Sony Television, or rather the newly formed Sony Visual Products, forecasts turning a profit for the first time in over a decade. What is Sony's plan to make consumers want its televisions again?
"We can't continue selling televisions in this manner...every television we sell loses money."
That was a 2011 quote by then CEO of Sony, Sir Howard Stringer. Here's another (translated):
"Only a natural disaster could keep (Sony's) television division from turning a profit."
That was a recent quote from Masashi Imamura, the head of Sony subsidiary Sony Visual Products, the new moniker for the company's television division. Earlier this year, Sony spun off its television business and cut nearly $1billion in costs, as part of present CEO Kazuo Hirai's plan to revitalize that division's flagging fortunes. But cost-cutting measures alone won't reverse years of red ink. So the question remains: how can Sony make good on Imamura's bold declaration?
Content is king...
Sony remains a distant third behind Samsung and LG in global market share, with Chinese makers TCL and Hisense nipping at its heels at four and five. The electronics and entertainment giant has actually been operating its television at a disadvantage for years, shuttering its own display factories in favor of buying the displays that go into its televisions...from Samsung and LG. While that is unlikely to change anytime soon, Sony does hold one very important card: a tremendous pipeline of inhouse content from the company's other divisions, Sony Pictures, Sony Music, and Sony Playstation. In fact, Sony has already begun outfitting select televisions with the beta of Playstation Now, the forthcoming cloud-based streaming game service, which includes a library of games playable without a Playstation console.
Back in April, I wrote about Sony's new 4K vision for the living room, which included an over-the-top menu system that allowed users to access content from other sources and devices, without needing to leave whatever they're viewing. I expect this menu system to be not only a interactive hub for your present content, but a marketing and retail portal for Sony content as well. Although, I'm left to wonder if that's what customers really want: yet another way for companies to sell to them. This menu system may just be a stop-gap, though, as another new development may shape Sony's future in the television business.

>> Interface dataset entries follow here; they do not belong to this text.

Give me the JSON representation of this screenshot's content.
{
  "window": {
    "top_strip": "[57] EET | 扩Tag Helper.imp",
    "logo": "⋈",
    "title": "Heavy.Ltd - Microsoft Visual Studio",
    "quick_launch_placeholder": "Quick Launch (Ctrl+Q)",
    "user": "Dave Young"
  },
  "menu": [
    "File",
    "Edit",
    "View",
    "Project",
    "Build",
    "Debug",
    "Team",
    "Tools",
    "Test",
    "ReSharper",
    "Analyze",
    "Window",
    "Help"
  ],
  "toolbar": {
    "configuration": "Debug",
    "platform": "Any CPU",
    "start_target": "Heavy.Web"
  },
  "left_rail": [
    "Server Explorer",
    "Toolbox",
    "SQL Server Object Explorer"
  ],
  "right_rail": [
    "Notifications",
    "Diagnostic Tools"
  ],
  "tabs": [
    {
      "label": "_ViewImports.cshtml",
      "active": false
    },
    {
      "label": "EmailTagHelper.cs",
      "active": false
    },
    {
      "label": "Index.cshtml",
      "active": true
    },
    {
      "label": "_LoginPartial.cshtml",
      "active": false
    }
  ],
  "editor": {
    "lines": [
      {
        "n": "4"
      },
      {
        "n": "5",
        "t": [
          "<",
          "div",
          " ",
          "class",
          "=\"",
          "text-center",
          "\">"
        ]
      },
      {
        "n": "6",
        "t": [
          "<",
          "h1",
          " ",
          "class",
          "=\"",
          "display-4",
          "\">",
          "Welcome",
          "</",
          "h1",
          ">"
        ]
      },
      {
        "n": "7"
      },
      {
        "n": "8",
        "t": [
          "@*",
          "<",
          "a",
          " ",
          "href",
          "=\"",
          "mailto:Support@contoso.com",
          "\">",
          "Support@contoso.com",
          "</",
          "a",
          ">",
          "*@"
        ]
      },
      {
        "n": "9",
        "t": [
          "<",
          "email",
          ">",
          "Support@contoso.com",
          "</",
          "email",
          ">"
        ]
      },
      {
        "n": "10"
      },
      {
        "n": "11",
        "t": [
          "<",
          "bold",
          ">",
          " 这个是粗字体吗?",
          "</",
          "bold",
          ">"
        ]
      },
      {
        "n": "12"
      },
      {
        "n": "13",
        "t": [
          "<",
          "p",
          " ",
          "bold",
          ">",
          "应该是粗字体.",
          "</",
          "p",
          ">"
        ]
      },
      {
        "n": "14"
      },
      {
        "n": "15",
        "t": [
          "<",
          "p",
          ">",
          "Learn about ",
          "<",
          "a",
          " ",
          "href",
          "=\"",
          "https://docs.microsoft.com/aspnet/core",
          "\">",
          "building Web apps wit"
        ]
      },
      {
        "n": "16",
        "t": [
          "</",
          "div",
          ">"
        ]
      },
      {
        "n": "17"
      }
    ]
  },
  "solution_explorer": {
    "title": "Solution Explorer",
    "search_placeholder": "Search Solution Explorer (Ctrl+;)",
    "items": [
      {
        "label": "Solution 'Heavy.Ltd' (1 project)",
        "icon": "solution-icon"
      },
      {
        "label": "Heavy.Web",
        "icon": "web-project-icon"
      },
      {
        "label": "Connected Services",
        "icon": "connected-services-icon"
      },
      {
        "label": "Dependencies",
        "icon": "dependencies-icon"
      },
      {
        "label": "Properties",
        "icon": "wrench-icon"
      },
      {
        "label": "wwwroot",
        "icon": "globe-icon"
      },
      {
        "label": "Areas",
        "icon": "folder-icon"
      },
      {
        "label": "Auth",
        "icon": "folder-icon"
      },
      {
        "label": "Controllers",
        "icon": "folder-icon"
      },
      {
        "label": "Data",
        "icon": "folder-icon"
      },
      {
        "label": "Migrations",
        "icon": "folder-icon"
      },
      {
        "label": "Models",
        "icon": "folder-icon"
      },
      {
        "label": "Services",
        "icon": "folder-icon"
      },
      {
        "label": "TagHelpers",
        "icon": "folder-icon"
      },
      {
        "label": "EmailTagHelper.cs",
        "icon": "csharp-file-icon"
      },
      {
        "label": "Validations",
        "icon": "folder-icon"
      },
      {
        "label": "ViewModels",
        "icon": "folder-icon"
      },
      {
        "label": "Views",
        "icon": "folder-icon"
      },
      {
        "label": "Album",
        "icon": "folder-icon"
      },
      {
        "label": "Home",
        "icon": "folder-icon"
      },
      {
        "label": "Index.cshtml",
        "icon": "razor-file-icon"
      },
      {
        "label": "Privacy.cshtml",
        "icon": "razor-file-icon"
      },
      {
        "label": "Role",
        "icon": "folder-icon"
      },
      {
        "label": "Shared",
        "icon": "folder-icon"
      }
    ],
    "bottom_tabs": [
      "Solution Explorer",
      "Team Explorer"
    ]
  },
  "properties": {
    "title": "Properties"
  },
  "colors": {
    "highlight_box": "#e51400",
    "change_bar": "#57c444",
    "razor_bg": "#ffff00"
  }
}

The dawn of Android TV
Next year will bring with it the first spate of televisions running Google's Android TV operating system, borrowed heavily from its mobile OS, of course, but adapted for large screen devices and promising a simplified experience, more befitting navigation of content for the living room. Philips, Sharp and Sony will be the first through the door with their new Android smart TV offerings for 2015. Sony seems to be placing a big bet on this burgeoning platform, as it will outfit its flagship Bravia models with the new OS, banking that the marriage of high picture quality and the capabilities of Google search and Google Cast (not to mention third party apps that will expand functionality in unforeseen ways) will be a winning formula.
Will it work?
Sony's multi-pronged approach to rejuvenate its television business is not without areas of concern. Those aforementioned Chinese television makers, TCL and Hisense (and you can throw Seiki into that discussion) are putting pressure on the more established brands with budget-friendly products of acceptable-to-good quality. And Android TV can't be a magic bullet if, by nature of being open-source, it will never be a proprietary Sony experience. Sony could certainly develop its own fork of the Android TV operating system, but the number of competitors hopping on the Android bandwagon will undoubtedly increase.
Can Sony's bold plan work? Sure. Will it? It's hard to say. But one thing's for certain: Sony's television division is in a better position now than in 2011, when the then-CEO appeared at a loss for answers. At least now, the company has a recognizable plan for success, and likely a few surprises in store that may disrupt other industries along the way.